What is Depression?
Whilst you might occasionally suffer from the odd day or two in life, when your mood feels low, or you lack energy or enthusiasm, it’s generally not something to worry about. This is usually just down to a lack of sleep or generally feeling unwell and it will soon resolve itself.
These feelings should not be confused with depression which can be a long-term condition causing feelings of sadness, low mood, and lack of interest in pretty much everything in life. Whilst it’s not uncommon depression should also not be confused with conditions like grief or sadness.
Symptoms of depression will last for at least two weeks and can range from mild to severe. It can affect people in the short term or long term and can range from mild to more severe forms. In extreme cases it can make you self-harm or cause you to feel suicidal. You can suffer from mental and physical symptoms, and it can also affect your behaviour. Symptoms can differ between individuals as can their severity.
- Feeling worthless and empty inside
- Feeling sad and crying for no reason
- Trouble concentrating on things
- Memory loss and forgetfulness

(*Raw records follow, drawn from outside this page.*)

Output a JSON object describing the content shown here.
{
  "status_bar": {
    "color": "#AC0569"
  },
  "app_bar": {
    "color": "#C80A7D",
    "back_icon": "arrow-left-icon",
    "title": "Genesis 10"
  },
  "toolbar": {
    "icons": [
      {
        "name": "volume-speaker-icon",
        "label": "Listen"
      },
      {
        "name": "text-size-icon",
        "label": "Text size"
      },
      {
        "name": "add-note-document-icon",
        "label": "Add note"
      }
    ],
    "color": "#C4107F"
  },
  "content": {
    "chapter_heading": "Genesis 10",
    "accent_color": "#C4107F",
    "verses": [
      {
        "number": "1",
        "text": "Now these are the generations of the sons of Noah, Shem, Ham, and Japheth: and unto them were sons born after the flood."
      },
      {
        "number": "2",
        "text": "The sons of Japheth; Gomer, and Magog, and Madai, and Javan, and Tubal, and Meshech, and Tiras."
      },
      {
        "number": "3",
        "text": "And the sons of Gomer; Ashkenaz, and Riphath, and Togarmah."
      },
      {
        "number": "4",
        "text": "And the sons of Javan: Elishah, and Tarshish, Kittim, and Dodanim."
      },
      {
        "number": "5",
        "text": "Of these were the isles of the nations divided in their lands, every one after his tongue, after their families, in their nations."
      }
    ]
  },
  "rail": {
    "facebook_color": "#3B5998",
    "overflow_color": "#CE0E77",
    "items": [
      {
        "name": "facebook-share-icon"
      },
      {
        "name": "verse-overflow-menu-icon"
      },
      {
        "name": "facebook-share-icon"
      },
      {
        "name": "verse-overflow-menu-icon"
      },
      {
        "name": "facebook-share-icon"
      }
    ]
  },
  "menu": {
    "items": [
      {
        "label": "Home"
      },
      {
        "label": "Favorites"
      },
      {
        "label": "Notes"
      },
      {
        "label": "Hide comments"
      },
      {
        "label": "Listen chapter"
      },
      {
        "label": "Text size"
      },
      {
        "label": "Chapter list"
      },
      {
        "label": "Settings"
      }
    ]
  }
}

- Anger, frustration and irritability even at little things
- Feeling restless or anxious and unable to settle and relax
- Feelings of guilt
- Suicidal thoughts and thoughts of self-harming
- Lack of confidence or self-esteem
- Feeling hopeless and lost lacking feelings of self-worth
- Insomnia or a disturbed sleep pattern
- Loss of appetite resulting in weight loss
- Lack of libido
- Over eating taking comfort in food causing weight gain
- Lethargy lacking energy and the desire to do anything
- Slower speech and body movement
- General muscle aches and pains
- Pacing about due to being restless wringing your hands in despair
- Avoiding friends and family
- Not wanting to socialise
- Staying at home more
- Losing interest in hobbies
- Generally withdrawing from the world
Depression can have a big and often negative impact on your work, social and family life. Particularly personal relationships as your partner can feel pushed out if you withdraw into yourself.
Depression can also be caused by underlying or undiagnosed medical conditions such as
- Multiple sclerosis
- Chronic pain syndromes
- Thyroid problems
- B12 deficiency
amongst others, so you should always check with your doctor to rule out any physical cause for your symptoms.
What Causes Depression?
It can have several causes, physical health problems, genetic tendencies, past trauma including childhood trauma. Environmental factors like abuse, like losing your home or job. Personal loss whether it’s bereavement, or a relationship ending.
How do I get help?
If your depression has lasted more than two weeks then contact your doctor, who will prescribe antidepressants and/or self-help books and courses or possibly group therapy if it’s available in your area.
Take care of yourself by eating healthily, exercising regularly and spending time in nature, which will help lift your mood. Avoiding alcohol, tobacco and caffeine products which initially may make you feel better but in the long term are detrimental to your mental and physical health. Mindfulness can help including meditation and yoga.
If you still find yourself struggling with symptoms you may want to consider private therapy. Talking therapies including counselling, psychotherapy and cognitive behavioural therapy (CBT) on a one-to-one basis can be helpful.